Patti Smith
Patti Smith performs on the Pyramid stage at Worthy Farm in Somerset during the Glastonbury Festival in Britain, June 28. Dylan Martinez/Reuters

In December 2016, Patti Smith performed at the Nobel Prize ceremony in Sweden's capital. She was honoring the laureate for literature, Bob Dylan, and her choice of music was "A Hard Rain's a-Gonna Fall," a song she has loved since she was a teenager. Smith was visibly emotional singing it, and because of those intense feelings and nerves, she had to stop at one point.

The crowd didn't mind. "I could see the king and queen looking up at me," she says now, "and they were pressing me on. I had an uncharacteristically difficult moment, and I could feel everyone was with me, and that's typical of my relationship with the people of Stockholm."

Patti Smith shakes hands with fans on her way to receiving the Polar Music Prize in Stockholm in 2011. Fredrik Sandberg/AFP/Getty

Smith has been performing there, she says, "since around '77." In fact, her first concert was in 1976, when the Patti Smith Group came to promote its second studio album, Radio Ethiopia . She's played Stockholm many times since, and this month it will be the last stop on her latest European tour. "I choose how I want to tour," she says. "I really like Stockholm, and if I end there, then if I want to take a few days, I'm free to do that."

Her performance this time will be at Gröna Lund, an amusement park. "It's on the water and quite beautiful," she says. "It's always exciting to play in Stockholm.
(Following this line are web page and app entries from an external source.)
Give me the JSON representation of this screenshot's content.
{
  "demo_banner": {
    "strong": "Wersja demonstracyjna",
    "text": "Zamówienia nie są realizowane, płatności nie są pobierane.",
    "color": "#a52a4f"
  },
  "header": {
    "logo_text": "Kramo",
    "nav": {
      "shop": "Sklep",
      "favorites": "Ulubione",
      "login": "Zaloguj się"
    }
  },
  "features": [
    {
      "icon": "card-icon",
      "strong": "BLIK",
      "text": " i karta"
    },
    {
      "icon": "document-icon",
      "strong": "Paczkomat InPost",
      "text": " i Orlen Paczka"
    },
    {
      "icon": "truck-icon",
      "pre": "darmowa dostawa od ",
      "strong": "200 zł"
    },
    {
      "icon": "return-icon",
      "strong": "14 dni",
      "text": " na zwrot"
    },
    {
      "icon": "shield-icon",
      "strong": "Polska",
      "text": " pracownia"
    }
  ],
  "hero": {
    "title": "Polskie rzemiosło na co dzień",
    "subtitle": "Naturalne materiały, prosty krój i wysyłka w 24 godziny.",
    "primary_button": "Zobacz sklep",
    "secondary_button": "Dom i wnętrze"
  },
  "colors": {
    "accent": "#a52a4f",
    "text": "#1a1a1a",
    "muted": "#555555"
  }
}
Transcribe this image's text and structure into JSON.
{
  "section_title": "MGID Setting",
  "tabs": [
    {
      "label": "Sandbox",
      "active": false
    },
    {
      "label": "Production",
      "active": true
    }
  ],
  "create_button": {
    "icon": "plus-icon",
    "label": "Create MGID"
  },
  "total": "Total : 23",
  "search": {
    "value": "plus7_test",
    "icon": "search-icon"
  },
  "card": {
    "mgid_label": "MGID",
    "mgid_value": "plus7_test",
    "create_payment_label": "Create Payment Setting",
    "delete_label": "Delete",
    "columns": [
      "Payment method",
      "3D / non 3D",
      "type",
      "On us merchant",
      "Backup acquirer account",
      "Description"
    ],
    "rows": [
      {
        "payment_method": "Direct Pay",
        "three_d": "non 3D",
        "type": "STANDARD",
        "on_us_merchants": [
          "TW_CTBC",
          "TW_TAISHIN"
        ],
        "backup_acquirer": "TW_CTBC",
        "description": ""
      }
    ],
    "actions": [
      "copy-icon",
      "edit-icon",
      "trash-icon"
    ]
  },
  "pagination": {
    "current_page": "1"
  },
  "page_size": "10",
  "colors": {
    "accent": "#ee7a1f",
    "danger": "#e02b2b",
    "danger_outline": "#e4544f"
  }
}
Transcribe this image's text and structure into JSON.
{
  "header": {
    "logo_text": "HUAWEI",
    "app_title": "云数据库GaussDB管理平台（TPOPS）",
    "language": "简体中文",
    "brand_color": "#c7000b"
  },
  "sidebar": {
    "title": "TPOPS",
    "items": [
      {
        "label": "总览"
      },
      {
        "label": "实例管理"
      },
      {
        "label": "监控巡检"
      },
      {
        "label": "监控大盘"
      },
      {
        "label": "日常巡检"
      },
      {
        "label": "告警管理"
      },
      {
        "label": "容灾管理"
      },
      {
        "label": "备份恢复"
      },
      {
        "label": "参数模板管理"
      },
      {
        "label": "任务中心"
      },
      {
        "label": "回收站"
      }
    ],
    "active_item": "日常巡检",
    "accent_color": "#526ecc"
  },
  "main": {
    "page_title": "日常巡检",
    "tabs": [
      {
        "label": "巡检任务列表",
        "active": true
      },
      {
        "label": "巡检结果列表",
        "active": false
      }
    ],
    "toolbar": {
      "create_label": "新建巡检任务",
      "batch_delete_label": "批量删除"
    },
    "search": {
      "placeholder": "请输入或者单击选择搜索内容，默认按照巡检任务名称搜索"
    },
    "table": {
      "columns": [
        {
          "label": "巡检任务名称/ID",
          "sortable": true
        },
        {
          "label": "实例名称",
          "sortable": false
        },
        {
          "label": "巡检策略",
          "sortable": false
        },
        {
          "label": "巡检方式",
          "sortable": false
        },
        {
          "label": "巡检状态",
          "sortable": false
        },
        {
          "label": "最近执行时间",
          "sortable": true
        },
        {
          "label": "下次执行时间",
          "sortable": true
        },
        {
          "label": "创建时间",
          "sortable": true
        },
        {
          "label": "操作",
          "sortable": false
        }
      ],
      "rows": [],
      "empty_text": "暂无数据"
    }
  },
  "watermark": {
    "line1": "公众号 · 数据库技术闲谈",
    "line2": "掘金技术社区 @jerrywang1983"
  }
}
It was exciting in the '70s, and it's still exciting."

Bust of plawright August Strindberg in front of The Royal Dramatic Theatre in Stockholm. Domingo Leiva Nicolas/Getty

The city has been very good to Smith. Last September saw the opening of an exhibition of her photographs at Kulturhuset Stadsteatern, Stockholm's arts and culture center. In 2011, she became a laureate of the prestigious Polar Music Prize. Like the Nobel, it is awarded in the presence of royalty. "My children went with me, and we did a big concert," Smith says. "You're allowed to pick your presenter, so I chose my favorite Swedish writer, Henning Mankell, who created Kurt Wallander, the immensely beloved Swedish detective." Smith became great friends with Mankell, who died in 2015, and his wife, Eva Bergman, daughter of Swedish film director Ingmar Bergman.

When in Stockholm, Smith often travels to the nearby city of Uppsala to visit the grave of poet and U.N. Secretary-General Dag Hammarskjöld. "This time," she says, "I'm going to visit the grave of Alfred Nobel." She loves the theaters too. In front of the Royal Dramatic Theater stands a bust of playwright August Strindberg. "I always say hello to Strindberg," she says.

Patti Smith plays Gröna Lund, Stockholm, on August 21 and SummerStage, New York City, on September 14.